WHAT YOU HAVE TO DO
Reproduce this listing in full.

┄┄┄┄┄┄

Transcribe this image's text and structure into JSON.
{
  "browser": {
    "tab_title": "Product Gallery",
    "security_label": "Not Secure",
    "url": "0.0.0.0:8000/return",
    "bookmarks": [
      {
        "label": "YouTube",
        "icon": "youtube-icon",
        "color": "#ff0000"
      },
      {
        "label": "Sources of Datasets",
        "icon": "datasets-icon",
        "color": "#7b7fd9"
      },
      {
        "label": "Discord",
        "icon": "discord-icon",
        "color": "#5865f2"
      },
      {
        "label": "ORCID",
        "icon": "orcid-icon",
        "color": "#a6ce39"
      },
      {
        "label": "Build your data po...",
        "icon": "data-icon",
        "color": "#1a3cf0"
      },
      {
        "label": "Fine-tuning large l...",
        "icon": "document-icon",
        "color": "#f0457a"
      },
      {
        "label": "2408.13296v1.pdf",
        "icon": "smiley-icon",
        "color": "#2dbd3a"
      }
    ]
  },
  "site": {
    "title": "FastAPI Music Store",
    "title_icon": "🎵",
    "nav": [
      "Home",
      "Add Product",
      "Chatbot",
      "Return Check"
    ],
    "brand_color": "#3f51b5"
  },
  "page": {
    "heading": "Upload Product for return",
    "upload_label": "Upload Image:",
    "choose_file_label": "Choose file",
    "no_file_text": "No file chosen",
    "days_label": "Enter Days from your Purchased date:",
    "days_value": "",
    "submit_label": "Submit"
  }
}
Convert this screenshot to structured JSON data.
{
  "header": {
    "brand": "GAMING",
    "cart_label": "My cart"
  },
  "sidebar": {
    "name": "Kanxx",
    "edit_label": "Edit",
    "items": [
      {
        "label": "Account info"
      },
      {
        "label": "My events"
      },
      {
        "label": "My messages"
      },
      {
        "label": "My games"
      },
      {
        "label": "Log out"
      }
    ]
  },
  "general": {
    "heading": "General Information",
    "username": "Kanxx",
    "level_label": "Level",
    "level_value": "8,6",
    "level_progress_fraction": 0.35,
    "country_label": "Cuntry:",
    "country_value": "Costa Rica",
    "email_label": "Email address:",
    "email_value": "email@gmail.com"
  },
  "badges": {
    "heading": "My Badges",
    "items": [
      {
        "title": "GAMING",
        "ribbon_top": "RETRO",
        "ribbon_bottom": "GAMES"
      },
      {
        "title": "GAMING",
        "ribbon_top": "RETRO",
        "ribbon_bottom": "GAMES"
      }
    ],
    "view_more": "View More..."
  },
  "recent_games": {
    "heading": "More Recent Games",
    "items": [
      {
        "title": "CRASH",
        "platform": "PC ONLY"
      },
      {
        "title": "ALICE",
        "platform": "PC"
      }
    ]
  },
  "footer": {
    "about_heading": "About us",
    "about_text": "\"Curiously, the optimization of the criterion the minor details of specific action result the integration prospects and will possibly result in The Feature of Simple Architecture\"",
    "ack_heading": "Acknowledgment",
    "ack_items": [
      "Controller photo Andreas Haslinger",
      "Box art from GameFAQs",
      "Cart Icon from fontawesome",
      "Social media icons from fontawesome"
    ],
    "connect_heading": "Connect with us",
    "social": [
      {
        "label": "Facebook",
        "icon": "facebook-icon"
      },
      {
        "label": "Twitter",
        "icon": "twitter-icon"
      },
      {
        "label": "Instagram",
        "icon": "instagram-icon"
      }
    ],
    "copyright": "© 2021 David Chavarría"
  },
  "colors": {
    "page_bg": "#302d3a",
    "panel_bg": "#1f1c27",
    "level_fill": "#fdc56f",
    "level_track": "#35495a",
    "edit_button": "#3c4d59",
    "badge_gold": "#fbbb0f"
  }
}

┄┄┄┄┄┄

RESPONSE AREA
Transcribe this image's text and structure into JSON.
{
  "browser": {
    "tab_title": "Product Gallery",
    "security_label": "Not Secure",
    "url": "0.0.0.0:8000/return",
    "bookmarks": [
      {
        "label": "YouTube",
        "icon": "youtube-icon",
        "color": "#ff0000"
      },
      {
        "label": "Sources of Datasets",
        "icon": "datasets-icon",
        "color": "#7b7fd9"
      },
      {
        "label": "Discord",
        "icon": "discord-icon",
        "color": "#5865f2"
      },
      {
        "label": "ORCID",
        "icon": "orcid-icon",
        "color": "#a6ce39"
      },
      {
        "label": "Build your data po...",
        "icon": "data-icon",
        "color": "#1a3cf0"
      },
      {
        "label": "Fine-tuning large l...",
        "icon": "document-icon",
        "color": "#f0457a"
      },
      {
        "label": "2408.13296v1.pdf",
        "icon": "smiley-icon",
        "color": "#2dbd3a"
      }
    ]
  },
  "site": {
    "title": "FastAPI Music Store",
    "title_icon": "🎵",
    "nav": [
      "Home",
      "Add Product",
      "Chatbot",
      "Return Check"
    ],
    "brand_color": "#3f51b5"
  },
  "page": {
    "heading": "Upload Product for return",
    "upload_label": "Upload Image:",
    "choose_file_label": "Choose file",
    "no_file_text": "No file chosen",
    "days_label": "Enter Days from your Purchased date:",
    "days_value": "",
    "submit_label": "Submit"
  }
}
Convert this screenshot to structured JSON data.
{
  "header": {
    "brand": "GAMING",
    "cart_label": "My cart"
  },
  "sidebar": {
    "name": "Kanxx",
    "edit_label": "Edit",
    "items": [
      {
        "label": "Account info"
      },
      {
        "label": "My events"
      },
      {
        "label": "My messages"
      },
      {
        "label": "My games"
      },
      {
        "label": "Log out"
      }
    ]
  },
  "general": {
    "heading": "General Information",
    "username": "Kanxx",
    "level_label": "Level",
    "level_value": "8,6",
    "level_progress_fraction": 0.35,
    "country_label": "Cuntry:",
    "country_value": "Costa Rica",
    "email_label": "Email address:",
    "email_value": "email@gmail.com"
  },
  "badges": {
    "heading": "My Badges",
    "items": [
      {
        "title": "GAMING",
        "ribbon_top": "RETRO",
        "ribbon_bottom": "GAMES"
      },
      {
        "title": "GAMING",
        "ribbon_top": "RETRO",
        "ribbon_bottom": "GAMES"
      }
    ],
    "view_more": "View More..."
  },
  "recent_games": {
    "heading": "More Recent Games",
    "items": [
      {
        "title": "CRASH",
        "platform": "PC ONLY"
      },
      {
        "title": "ALICE",
        "platform": "PC"
      }
    ]
  },
  "footer": {
    "about_heading": "About us",
    "about_text": "\"Curiously, the optimization of the criterion the minor details of specific action result the integration prospects and will possibly result in The Feature of Simple Architecture\"",
    "ack_heading": "Acknowledgment",
    "ack_items": [
      "Controller photo Andreas Haslinger",
      "Box art from GameFAQs",
      "Cart Icon from fontawesome",
      "Social media icons from fontawesome"
    ],
    "connect_heading": "Connect with us",
    "social": [
      {
        "label": "Facebook",
        "icon": "facebook-icon"
      },
      {
        "label": "Twitter",
        "icon": "twitter-icon"
      },
      {
        "label": "Instagram",
        "icon": "instagram-icon"
      }
    ],
    "copyright": "© 2021 David Chavarría"
  },
  "colors": {
    "page_bg": "#302d3a",
    "panel_bg": "#1f1c27",
    "level_fill": "#fdc56f",
    "level_track": "#35495a",
    "edit_button": "#3c4d59",
    "badge_gold": "#fbbb0f"
  }
}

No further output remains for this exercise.